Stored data
------------------------

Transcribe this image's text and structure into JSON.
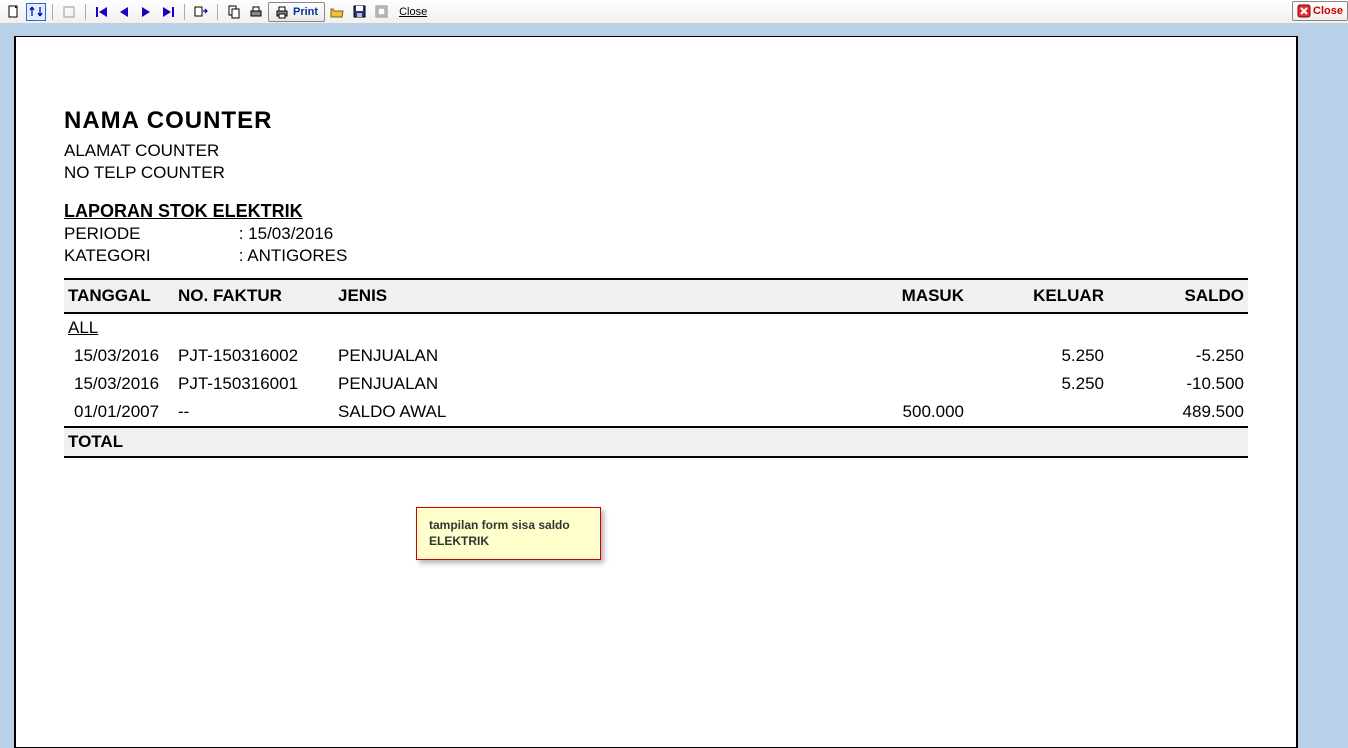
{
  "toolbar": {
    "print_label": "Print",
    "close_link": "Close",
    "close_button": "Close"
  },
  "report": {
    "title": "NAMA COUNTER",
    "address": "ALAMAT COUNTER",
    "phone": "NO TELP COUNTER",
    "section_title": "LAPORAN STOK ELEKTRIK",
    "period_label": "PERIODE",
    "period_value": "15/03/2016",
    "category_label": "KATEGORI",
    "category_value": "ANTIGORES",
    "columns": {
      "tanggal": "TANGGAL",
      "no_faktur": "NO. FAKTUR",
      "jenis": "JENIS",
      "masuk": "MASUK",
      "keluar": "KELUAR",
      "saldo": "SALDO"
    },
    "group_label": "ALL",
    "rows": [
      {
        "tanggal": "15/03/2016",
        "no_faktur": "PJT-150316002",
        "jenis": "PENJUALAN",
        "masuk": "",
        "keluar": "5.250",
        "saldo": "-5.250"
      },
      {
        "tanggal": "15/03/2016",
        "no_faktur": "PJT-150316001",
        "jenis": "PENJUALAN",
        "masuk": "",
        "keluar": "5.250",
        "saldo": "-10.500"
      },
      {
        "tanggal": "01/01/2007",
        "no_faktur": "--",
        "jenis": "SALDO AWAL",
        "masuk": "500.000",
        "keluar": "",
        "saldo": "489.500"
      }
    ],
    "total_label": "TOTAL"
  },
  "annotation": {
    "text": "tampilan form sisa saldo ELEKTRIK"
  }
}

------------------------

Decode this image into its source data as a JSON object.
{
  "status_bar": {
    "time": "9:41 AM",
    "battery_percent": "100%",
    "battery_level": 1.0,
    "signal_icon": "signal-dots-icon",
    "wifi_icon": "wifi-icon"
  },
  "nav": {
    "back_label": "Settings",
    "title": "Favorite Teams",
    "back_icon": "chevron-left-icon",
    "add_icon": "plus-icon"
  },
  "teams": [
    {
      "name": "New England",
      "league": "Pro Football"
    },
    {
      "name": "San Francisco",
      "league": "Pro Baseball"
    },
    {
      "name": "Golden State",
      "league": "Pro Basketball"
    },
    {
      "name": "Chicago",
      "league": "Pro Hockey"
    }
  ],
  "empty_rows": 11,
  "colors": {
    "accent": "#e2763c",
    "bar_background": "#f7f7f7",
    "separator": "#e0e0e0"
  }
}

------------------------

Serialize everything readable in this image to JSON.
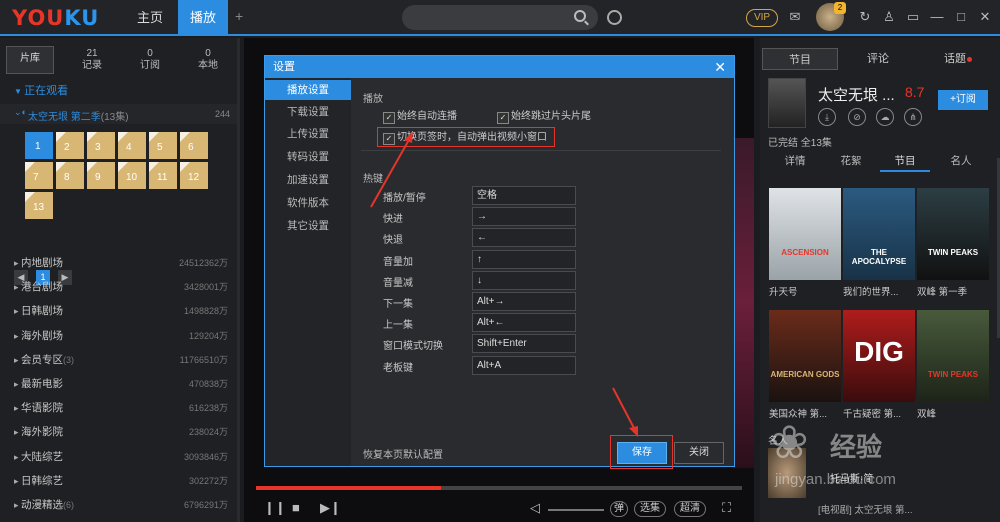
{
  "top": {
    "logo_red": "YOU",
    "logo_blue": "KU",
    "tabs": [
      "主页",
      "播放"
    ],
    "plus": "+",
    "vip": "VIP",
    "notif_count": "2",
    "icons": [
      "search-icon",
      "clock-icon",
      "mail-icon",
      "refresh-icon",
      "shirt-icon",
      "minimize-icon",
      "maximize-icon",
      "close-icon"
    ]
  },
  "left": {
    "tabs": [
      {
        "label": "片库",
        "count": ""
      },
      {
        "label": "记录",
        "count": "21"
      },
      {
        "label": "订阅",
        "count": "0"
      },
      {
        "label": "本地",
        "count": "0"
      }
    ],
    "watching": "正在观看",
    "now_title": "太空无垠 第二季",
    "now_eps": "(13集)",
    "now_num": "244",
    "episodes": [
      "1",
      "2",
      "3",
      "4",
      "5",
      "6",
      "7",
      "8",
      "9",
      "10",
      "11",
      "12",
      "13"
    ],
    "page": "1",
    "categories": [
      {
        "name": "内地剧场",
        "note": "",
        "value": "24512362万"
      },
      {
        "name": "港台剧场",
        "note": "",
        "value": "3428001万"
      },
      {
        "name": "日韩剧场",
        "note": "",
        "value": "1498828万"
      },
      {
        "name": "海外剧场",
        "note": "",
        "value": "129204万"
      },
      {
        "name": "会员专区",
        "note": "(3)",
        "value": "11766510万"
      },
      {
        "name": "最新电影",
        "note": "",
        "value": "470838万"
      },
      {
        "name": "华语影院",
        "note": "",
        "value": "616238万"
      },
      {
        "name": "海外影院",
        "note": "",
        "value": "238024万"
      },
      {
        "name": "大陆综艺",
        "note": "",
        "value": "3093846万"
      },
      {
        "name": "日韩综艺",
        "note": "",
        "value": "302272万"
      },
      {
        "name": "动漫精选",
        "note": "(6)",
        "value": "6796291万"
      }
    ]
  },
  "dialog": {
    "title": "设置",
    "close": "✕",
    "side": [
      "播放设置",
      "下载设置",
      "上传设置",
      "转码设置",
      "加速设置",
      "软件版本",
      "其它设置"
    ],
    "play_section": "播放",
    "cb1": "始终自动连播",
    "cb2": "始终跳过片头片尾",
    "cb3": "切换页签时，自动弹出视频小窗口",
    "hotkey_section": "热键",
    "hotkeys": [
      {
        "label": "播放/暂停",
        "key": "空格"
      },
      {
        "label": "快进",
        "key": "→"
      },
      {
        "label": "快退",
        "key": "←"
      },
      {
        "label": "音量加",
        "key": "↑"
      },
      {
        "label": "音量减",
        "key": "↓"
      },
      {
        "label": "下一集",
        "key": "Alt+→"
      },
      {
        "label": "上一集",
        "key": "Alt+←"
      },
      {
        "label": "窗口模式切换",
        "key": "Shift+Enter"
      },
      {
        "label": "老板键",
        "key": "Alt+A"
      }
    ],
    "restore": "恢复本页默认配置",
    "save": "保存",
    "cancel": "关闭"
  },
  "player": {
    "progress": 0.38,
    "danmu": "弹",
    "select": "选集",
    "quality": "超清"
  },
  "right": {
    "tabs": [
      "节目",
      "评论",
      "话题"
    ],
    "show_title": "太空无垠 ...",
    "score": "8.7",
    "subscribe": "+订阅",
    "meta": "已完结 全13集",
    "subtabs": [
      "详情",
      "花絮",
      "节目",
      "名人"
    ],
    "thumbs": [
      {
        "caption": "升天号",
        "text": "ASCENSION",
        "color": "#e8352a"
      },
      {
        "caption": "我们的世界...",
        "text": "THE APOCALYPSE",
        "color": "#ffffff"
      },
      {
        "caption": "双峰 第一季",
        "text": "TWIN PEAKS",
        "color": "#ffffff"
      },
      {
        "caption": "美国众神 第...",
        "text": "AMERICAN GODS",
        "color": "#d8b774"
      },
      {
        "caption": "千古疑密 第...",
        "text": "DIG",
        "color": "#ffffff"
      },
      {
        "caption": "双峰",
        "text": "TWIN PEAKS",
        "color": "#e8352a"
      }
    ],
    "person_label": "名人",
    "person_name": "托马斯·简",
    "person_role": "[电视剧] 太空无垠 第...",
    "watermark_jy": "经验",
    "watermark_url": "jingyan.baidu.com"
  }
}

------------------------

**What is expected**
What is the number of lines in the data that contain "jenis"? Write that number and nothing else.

**Problem solution**
4